◆ **Stored data**:
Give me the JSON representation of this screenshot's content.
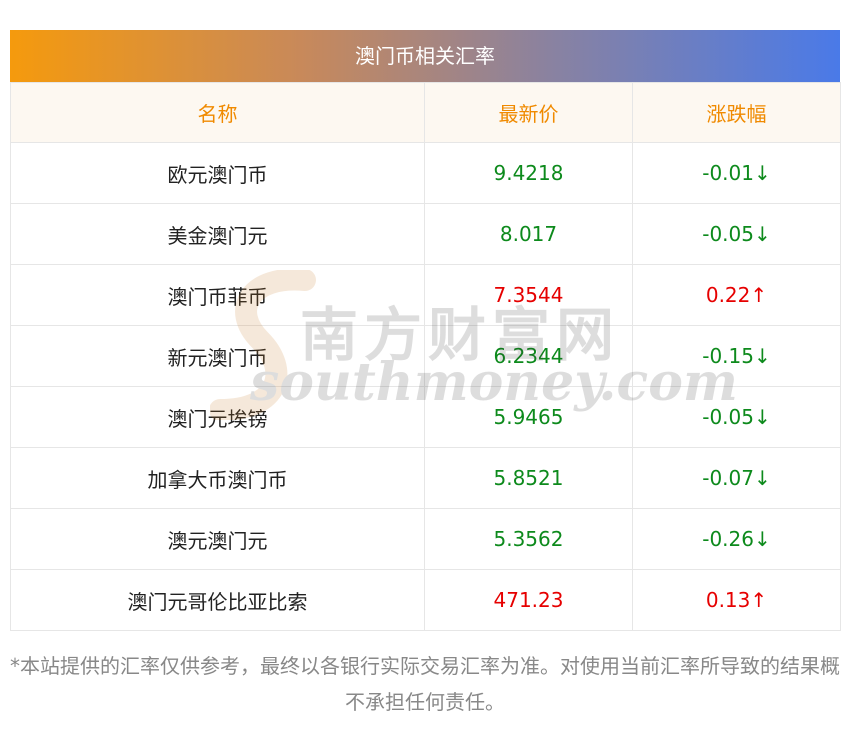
{
  "title": "澳门币相关汇率",
  "headers": [
    "名称",
    "最新价",
    "涨跌幅"
  ],
  "rows": [
    {
      "name": "欧元澳门币",
      "price": "9.4218",
      "change": "-0.01↓",
      "dir": "down"
    },
    {
      "name": "美金澳门元",
      "price": "8.017",
      "change": "-0.05↓",
      "dir": "down"
    },
    {
      "name": "澳门币菲币",
      "price": "7.3544",
      "change": "0.22↑",
      "dir": "up"
    },
    {
      "name": "新元澳门币",
      "price": "6.2344",
      "change": "-0.15↓",
      "dir": "down"
    },
    {
      "name": "澳门元埃镑",
      "price": "5.9465",
      "change": "-0.05↓",
      "dir": "down"
    },
    {
      "name": "加拿大币澳门币",
      "price": "5.8521",
      "change": "-0.07↓",
      "dir": "down"
    },
    {
      "name": "澳元澳门元",
      "price": "5.3562",
      "change": "-0.26↓",
      "dir": "down"
    },
    {
      "name": "澳门元哥伦比亚比索",
      "price": "471.23",
      "change": "0.13↑",
      "dir": "up"
    }
  ],
  "watermark": {
    "cn": "南方财富网",
    "en": "southmoney.com"
  },
  "footer": "*本站提供的汇率仅供参考，最终以各银行实际交易汇率为准。对使用当前汇率所导致的结果概不承担任何责任。",
  "colors": {
    "up": "#e60000",
    "down": "#0d8a1c",
    "header_text": "#f08a00"
  }
}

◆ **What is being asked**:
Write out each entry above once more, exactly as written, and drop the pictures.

◆ **Answer area**:
Give me the JSON representation of this screenshot's content.
{
  "title": "澳门币相关汇率",
  "headers": [
    "名称",
    "最新价",
    "涨跌幅"
  ],
  "rows": [
    {
      "name": "欧元澳门币",
      "price": "9.4218",
      "change": "-0.01↓",
      "dir": "down"
    },
    {
      "name": "美金澳门元",
      "price": "8.017",
      "change": "-0.05↓",
      "dir": "down"
    },
    {
      "name": "澳门币菲币",
      "price": "7.3544",
      "change": "0.22↑",
      "dir": "up"
    },
    {
      "name": "新元澳门币",
      "price": "6.2344",
      "change": "-0.15↓",
      "dir": "down"
    },
    {
      "name": "澳门元埃镑",
      "price": "5.9465",
      "change": "-0.05↓",
      "dir": "down"
    },
    {
      "name": "加拿大币澳门币",
      "price": "5.8521",
      "change": "-0.07↓",
      "dir": "down"
    },
    {
      "name": "澳元澳门元",
      "price": "5.3562",
      "change": "-0.26↓",
      "dir": "down"
    },
    {
      "name": "澳门元哥伦比亚比索",
      "price": "471.23",
      "change": "0.13↑",
      "dir": "up"
    }
  ],
  "watermark": {
    "cn": "南方财富网",
    "en": "southmoney.com"
  },
  "footer": "*本站提供的汇率仅供参考，最终以各银行实际交易汇率为准。对使用当前汇率所导致的结果概不承担任何责任。",
  "colors": {
    "up": "#e60000",
    "down": "#0d8a1c",
    "header_text": "#f08a00"
  }
}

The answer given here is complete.